A key element of the EU's Capital Markets Union (CMU), the revised legislation will ensure more proportionate rules and better supervision for all investment firms on capital, liquidity and other risk management requirements. It should also ensure a level-playing field between large and systemic financial institutions: investment firms which carry out bank-like activities and pose similar risks as banks will be subject to the same rules and supervision as banks. On the other hand, simpler and less risky firms will benefit from a fully revised rulebook more tailored to their business models.
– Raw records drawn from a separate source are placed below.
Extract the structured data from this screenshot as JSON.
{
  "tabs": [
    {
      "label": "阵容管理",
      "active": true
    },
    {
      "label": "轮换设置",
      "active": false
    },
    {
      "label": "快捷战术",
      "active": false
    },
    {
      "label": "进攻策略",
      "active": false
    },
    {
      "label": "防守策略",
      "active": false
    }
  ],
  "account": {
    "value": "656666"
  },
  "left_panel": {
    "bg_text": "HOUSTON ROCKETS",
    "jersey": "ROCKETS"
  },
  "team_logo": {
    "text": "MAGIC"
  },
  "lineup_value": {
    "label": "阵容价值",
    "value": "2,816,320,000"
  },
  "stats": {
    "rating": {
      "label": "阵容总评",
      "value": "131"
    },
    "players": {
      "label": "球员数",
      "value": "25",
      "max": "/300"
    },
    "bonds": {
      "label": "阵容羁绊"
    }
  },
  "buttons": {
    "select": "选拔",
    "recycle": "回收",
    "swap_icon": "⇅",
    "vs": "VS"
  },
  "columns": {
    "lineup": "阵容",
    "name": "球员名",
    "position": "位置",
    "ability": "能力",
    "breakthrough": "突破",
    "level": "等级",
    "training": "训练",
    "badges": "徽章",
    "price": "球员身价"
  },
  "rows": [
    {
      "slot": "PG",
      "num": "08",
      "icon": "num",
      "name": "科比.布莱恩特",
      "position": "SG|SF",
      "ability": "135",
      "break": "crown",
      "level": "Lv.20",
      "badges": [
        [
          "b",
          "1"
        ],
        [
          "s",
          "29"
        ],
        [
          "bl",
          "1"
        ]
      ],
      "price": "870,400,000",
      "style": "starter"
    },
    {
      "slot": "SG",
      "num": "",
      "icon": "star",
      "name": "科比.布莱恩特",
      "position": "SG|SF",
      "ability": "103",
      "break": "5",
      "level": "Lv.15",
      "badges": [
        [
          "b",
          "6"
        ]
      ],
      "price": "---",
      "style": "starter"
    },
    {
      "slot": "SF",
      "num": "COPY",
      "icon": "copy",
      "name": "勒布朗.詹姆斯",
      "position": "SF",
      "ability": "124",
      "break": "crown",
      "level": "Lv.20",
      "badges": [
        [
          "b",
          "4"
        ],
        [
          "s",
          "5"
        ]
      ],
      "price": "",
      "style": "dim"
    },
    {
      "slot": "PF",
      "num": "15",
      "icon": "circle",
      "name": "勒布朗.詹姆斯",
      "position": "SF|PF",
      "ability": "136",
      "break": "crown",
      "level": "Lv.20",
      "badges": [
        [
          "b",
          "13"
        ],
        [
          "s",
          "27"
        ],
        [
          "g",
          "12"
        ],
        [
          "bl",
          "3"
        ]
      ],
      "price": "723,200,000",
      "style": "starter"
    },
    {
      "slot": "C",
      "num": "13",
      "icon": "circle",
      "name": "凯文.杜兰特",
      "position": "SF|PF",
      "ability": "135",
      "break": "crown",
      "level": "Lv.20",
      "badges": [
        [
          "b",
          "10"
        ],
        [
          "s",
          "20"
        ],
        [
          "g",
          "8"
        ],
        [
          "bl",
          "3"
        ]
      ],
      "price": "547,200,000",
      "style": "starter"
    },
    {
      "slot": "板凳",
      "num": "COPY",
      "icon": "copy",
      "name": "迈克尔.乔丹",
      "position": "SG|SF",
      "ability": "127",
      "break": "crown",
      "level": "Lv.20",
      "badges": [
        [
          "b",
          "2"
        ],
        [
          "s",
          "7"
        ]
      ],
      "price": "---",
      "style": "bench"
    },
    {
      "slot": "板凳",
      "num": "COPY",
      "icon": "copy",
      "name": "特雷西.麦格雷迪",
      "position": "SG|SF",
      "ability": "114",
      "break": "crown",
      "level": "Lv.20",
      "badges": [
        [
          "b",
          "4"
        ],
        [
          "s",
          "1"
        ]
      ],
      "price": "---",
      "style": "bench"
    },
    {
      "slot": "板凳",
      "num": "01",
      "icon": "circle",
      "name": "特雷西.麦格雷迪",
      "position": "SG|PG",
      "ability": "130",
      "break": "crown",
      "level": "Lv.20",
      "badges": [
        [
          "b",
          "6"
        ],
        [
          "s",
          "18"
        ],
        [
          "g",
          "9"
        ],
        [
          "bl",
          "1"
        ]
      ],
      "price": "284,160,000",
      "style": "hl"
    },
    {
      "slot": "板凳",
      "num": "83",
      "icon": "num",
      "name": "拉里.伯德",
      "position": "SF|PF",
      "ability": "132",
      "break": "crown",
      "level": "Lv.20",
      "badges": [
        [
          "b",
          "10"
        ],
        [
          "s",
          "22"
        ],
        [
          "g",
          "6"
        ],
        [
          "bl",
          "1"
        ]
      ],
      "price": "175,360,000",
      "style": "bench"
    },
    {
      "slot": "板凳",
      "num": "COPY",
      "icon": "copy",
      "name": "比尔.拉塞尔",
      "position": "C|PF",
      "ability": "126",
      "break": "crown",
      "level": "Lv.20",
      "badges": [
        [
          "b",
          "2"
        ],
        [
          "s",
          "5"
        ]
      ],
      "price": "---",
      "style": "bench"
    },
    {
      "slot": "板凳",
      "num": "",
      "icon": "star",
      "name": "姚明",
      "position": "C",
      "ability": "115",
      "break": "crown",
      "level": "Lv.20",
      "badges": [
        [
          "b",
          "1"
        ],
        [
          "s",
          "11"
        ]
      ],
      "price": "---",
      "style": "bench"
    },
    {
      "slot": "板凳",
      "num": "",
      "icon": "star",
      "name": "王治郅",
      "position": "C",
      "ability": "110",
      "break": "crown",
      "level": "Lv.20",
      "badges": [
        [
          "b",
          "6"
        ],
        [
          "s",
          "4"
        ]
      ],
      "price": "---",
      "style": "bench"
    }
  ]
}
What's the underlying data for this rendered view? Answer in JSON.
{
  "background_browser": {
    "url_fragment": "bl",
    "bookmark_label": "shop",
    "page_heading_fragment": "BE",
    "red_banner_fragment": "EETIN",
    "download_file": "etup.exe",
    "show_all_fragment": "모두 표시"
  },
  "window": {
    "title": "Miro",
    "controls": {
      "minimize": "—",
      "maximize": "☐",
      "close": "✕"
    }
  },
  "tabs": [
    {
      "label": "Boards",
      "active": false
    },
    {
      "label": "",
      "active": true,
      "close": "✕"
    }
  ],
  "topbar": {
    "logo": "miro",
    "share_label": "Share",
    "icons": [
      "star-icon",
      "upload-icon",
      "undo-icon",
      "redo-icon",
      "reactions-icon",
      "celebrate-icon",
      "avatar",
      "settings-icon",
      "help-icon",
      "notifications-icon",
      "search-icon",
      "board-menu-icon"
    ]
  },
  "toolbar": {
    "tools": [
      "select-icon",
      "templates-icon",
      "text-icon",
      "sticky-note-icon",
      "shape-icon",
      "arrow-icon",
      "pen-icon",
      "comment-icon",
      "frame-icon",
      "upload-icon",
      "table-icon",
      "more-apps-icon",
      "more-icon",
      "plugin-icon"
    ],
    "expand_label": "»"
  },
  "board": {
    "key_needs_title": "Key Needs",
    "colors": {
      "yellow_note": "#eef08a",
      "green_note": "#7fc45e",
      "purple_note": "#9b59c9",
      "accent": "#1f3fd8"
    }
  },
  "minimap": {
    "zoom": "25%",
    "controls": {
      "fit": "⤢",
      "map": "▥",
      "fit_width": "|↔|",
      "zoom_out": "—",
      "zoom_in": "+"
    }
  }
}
As part of the new framework, equivalence rules for the provision of investment services by third country firms will also be strengthened and clarified.
Commission Vice-President Valdis Dombrovskis, responsible for the Euro and Social Dialogue, also in charge of Financial Stability, Financial Services and Capital Markets Union, said: “Today's agreement will help investment firms facilitate capital flows across the EU, while giving EU investors access to more choice and improved services. The EU is delivering a Capital Markets Union Agenda that puts proportionality at its heart, while never compromising on stability".
Vice-President Jyrki Katainen, responsible for Jobs, Growth, Investment and Competitiveness, said: "This agreement is an important step in our strategy to build strong capital markets in the EU (the Capital Markets Union). It levels the playing field between the largest investment firms and the largest banks; they will follow the same rules, and puts in place a more proportionate prudential regime for the smaller ones. This is a major achievement which will deliver a suitable rulebook for EU investment firms and for the provision of services to EU clients by firms which are outside the Union".
The investment firms review divides investment firms into three categories:
large firms will remain under the scope of the existing prudential rules, and the most systemic ones will now be brought under the same supervisory regime as significant credit institutions;
all other firms will be placed in two groups in a revised rulebook, taking their specific risks into account. The smallest firms will benefit from simpler and more streamlined requirements.
Targeted changes are also introduced under which providers based in non-EU countries can offer their services to EU companies and clients.
The revised legislation will simplify compliance for Europe's investment firms, supporting them in mediating investment flows between savers and economic actors. This should help channel savings towards capital markets and benefit investment and growth in the EU. The rules will also help European supervisors carry out oversight of the activities and risks posed by investment firms. Finally, it will ensure that EU clients can continue to benefit from the investment options and services provided by firms based in countries outside the EU, with suitable safeguards to protect investors and financial stability within the Union.
Further technical work will follow this political agreement so that the European Parliament and the Council can formally adopt the final texts under this legislature.
Investment firms and the services they provide are vital to a well-functioning Capital Markets Union (CMU). Alongside banks, EU capital markets rely on several thousands of small and large investment firms, which give advice to clients, help companies to tap capital markets, manage assets, and provide market liquidity, thereby facilitating investments across the EU. The EU needs stronger capital markets in order to promote investment, unlock new sources of financing for companies, offer households better opportunities and strengthen the Economic and Monetary Union.
The December 2017 Commission proposal on IFR is part of the Commission's Action Plan to strengthen the Capital Markets Union (CMU) of September 2015. The IFR supports the goal of the CMU to further promote the activities of firms helping investments flow from Europe's savers to Europe's businesses, with due regard for their risks.